Tim McNulty, spokesman for Mayor Bill Peduto, said the decision to disband the crew's eight members was made last week by acting public works director Mike Gable. The employees are being transferred to other public works divisions, a process that is ongoing. Work that was previously done by the crew will be taken over by the divisions, which cover geographical chunks of the city.
Signs bearing the Redd Up program's name would also be taken down, but the city's Redd Up Zone program will remain intact.

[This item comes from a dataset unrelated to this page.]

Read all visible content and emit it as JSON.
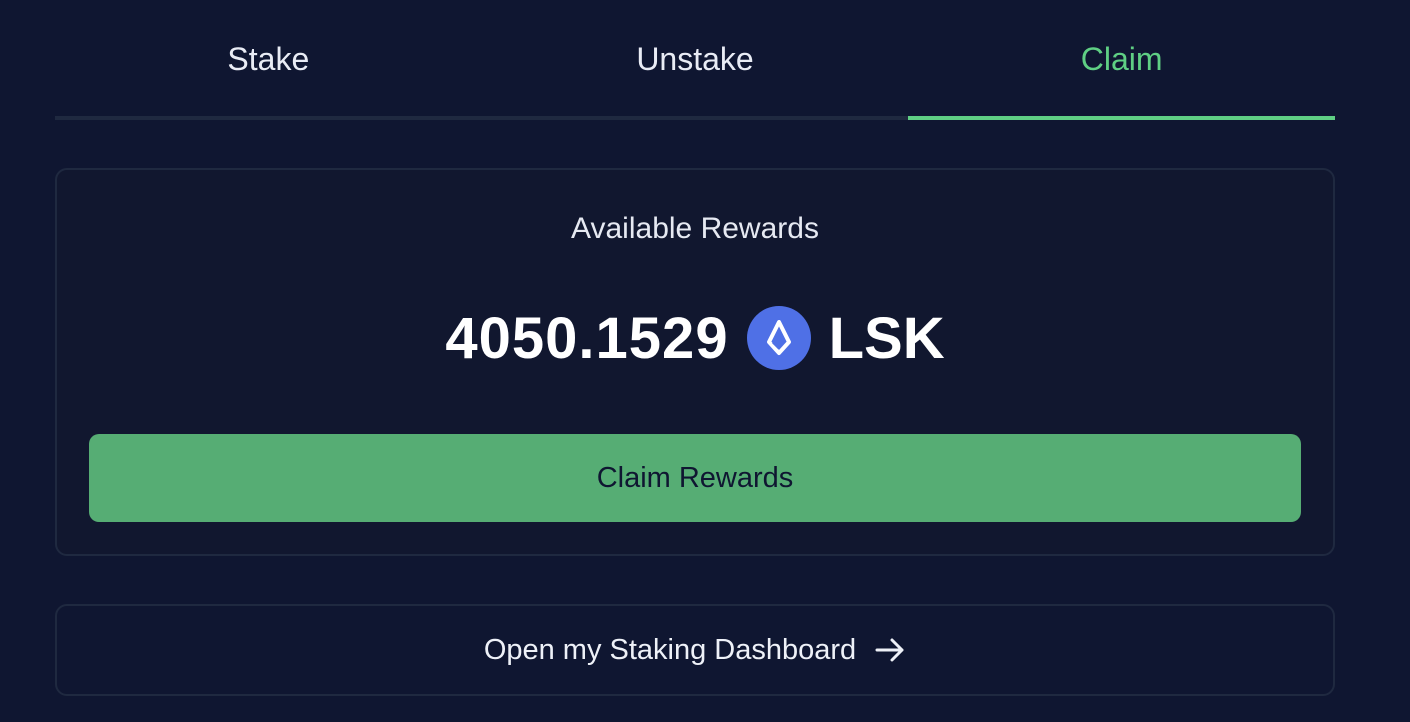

Signs the crew would be dismantled came late last year, when the mayor's budget proposed to fold the properties bureau -- which included the Redd Up crew -- into the administration bureau. That properties bureau had been headed by Kevin Quigley, a close friend and former staffer of Mr. Peduto's predecessor, Luke Ravenstahl.
Mr. Quigley, an at-will employee, was fired on Mr. Peduto's first day in office in the name of streamlining the bureau.
The Redd Up crew -- named for the Pittsburghese phrase for clean-up -- was created by the late Mayor Bob O'Connor to be an ad-hoc team that could target hot spots of blight, overgrown lots, illegal dump sites, vacant homes and other neighborhood eyesores in any part of the city. Councilwoman Theresa Kail-Smith, now the public works chairwoman, said they filled in gaps when the divisions lacked the resources.
They also worked with community groups on clean-up efforts, lending a hand on heavier duty tasks like tree and debris removal.
But later, criticism mounted that the group had become a vehicle to dole out political favors. At the start of Mr. Ravenstahl's term, the Post-Gazette found that around half the work was done on the North Side, home of the former mayor. In 2010, an audit by Controller Michael Lamb found that the neighborhoods with the most 311 complaints were not receiving the most attention from the crew.
"It's no secret that oversight of many city functions was lax in the last administration, and this mayor is doing all he can to improve oversight and efficiency," Mr. McNulty said. "This is one of those moves."
Councilman Corey O'Connor gave a tribute to his late father's program in city council Tuesday. In an interview, he said that Bob O'Connor "put his heart and soul into it." He passed away about a month after its creation.
"The jobs that they did [made] us the most livable city," he said. He said he was confident Mr. Peduto would continue the Redd Up crew's work.
But council members said they were still awaiting information as to who would take over the functions of the Redd Up crew.
Councilwoman Darlene Harris said she was looking to the crew to board up vacant houses where doors and windows remained open because of her concerns about squatters.
"I'm very frustrated," she said. "I'm waiting patiently here to get these homes boarded up [and] find out that they disbanded [the Redd Up crew] without consulting us."
Moriah Balingit: firstname.lastname@example.org, 412-263-2533 or on Twitter @MoriahBee.